Exactly 100 years ago this month, Welsh Fusilier Glyn Roberts fell at La Boiselle in the opening incursions of the Battle of the Somme. His battalion, the 9th Royal Welsh Fusiliers, engaged in an attack, ‘regardless of loss’. Glyn was killed on 3rd July 1916, days before the ensuing battle of Mametz Wood. A collection of moving letters home to his mother and sisters are the inspiration behind my debut novel. To honour the memory of my great uncle Glyn, I journeyed with the South Wales Western Front Association to the Somme battlefields for a memorial ceremony on the centenary of one of the bloodiest battles in British military history. The emotional trip resulted in me receiving, for the first time, a message that never reached our family at the time. This is my account of the extraordinary pilgrimage.
Stranger than fiction
The paper record shows scores, hundreds, thousands, of dead. The front line reports list the locations of silenced machine-gun nests, and the regimental history books log the number of yards gained.
But it is only when you visit a battlefield site that this catalogue of carnage takes on meaning and you get an idea of the difficulty of the task and the enormity of the sacrifices made.
Here in the beautiful tranquillity of the countryside of northern France, the sun caught the deep green leaves of Mametz Wood half a mile distant, the battle that claimed thousands of lives. And here I stood, a month ago, alongside hundreds of others under the blazing sun, at the site of the Welsh dragon memorial.
The dragon is depicted tearing at barbed wire, facing the wood where so many Welsh soldiers died.
Now the grim statistics have real meaning: about 4,000 soldiers died in the five-day fight for the wood, Lt Gen Jonathon Riley reminding us that in just 15 minutes we lost as many of our people here as we did in 15 years of conflict in Afghanistan.
There were hymns, prayers and readings, and the Royal Welsh regimental band played as they marched up the hill, sending a collective shiver down our spines.
Among the crowds, I stood with my new-found friends from Wales and we had our moments of individual reflection, remembrance of family, courage and sacrifice.

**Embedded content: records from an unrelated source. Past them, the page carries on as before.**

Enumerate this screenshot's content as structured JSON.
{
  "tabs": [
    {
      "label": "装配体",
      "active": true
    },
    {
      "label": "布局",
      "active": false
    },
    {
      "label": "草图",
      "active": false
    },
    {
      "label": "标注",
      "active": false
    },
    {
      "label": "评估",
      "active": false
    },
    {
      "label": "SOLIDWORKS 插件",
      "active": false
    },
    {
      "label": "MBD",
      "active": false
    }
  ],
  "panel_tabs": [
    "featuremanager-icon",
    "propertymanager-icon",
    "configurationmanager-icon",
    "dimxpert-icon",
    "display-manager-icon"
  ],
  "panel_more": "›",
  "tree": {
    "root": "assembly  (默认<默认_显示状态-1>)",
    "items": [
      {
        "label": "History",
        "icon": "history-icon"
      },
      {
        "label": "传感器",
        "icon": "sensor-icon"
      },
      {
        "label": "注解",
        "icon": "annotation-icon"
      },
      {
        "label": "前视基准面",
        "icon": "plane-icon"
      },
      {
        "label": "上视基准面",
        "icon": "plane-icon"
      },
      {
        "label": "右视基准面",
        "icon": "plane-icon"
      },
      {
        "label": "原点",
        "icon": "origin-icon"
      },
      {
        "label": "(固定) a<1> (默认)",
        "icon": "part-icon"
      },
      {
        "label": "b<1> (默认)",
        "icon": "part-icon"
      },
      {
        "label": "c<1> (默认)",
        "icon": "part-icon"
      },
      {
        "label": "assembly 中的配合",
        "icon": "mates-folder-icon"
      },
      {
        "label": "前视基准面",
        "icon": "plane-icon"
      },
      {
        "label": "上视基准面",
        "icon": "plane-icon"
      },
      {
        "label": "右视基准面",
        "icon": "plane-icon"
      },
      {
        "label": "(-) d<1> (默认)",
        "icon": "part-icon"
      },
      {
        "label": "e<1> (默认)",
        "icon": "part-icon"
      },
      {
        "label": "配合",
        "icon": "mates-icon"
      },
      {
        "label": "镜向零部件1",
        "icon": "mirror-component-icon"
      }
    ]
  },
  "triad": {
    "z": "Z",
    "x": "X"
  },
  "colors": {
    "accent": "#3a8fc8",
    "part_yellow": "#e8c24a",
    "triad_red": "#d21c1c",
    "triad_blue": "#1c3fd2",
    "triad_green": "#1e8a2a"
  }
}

I began to think of my own strange journey here. It started in a writing class ten years ago when I joined a University of York creative writing course. I wrote radio plays and poetry but prose and novels were my comfort zone.
I found inspiration in family letters collected by my grandmother after the First World War, and wondered what life had been like for the women of the family back home in Wales. I imagined the characters, some with real family names. I identified with both Glyn, my great uncle, and his devoted sister Bronwyn.
The draft of my story won me a place on a mentoring scheme run by Ffestiniog-based publisher Cinnamon Press. The end result was my first novel, News from Nowhere.
In a day of memorable moments, one stood out above the rest. Historian and archivist, Marietta Crichton-Stuart read an extract from ‘A Mother’s Letter’, written by Mrs Ruby Barrett after her visit to Mametz in May 1920. Her letter was published in the Stratford-upon-Avon Herald.
“There may be other mothers, like myself, who longed to see the place where their sons had been buried. If these lines can comfort any, I hope they will. Mametz Wood is a lovely place. The shell holes are filled with green growth and Nature’s hand has covered our brave dead with a mantle of wild flowers, grasses and quaint mosses; so we need not feel they live without a flower upon their soldier graves.”
Later I met Marietta who asked about my relative. I replied: “Glyn Roberts, Royal Welsh Fusiliers.”
“Not C.G. Roberts, by any chance?” she asked. Then she brought out the letter again and towards the end of it I read this message for the first time, originally meant to comfort our family:
“I visited still more graves on the Contalmaison road, replaced many crosses that had fallen down. I took the name of a grave I could read more easily and think, perhaps, someone might recognise and be pleased to hear – Lt. C. Glyn Roberts, Adj. 9th R.W.F, 3rd July 1916. I wish I could have done more.”
A woman, who’d lost her only son, had taken the trouble to send comfort to another grieving family, in the hope it might reach them someday.
Marietta said: “There are soldiers out there who want to be found, who are waving and shouting ‘over here.'”
Her own great grandfather, the 32-year-old South Wales MP, Lord Ninian Crighton-Stuart, fell at the battle of Loos on October 2, 1915.
So it was with great emotion and gratitude that I laid roses on Glyn’s grave, at nearby Ovillers cemetery. I was moved by the inscription:
He doth not sleep
He hath awakened
From the dream of life
The boy I’d come to know from his letters, the young man who had studied at Kingswood School, Bath and Ysgol Friars, the chorister who gained a scholarship to the University College of Bangor, the courageous soldier I had imagined from his vivid and touching letters home, had indeed come to life after nearly a century.
As the memorial service ended under a clear blue sky and the notes of the Last Post drifted off towards Mametz Wood, the silence fell, pierced only by heart-breaking birdsong.
News from Nowhere, by Jane Austin, will be published by Cinnamon Press, February 2017. It can be pre-ordered from: www.cinnamonpress.com.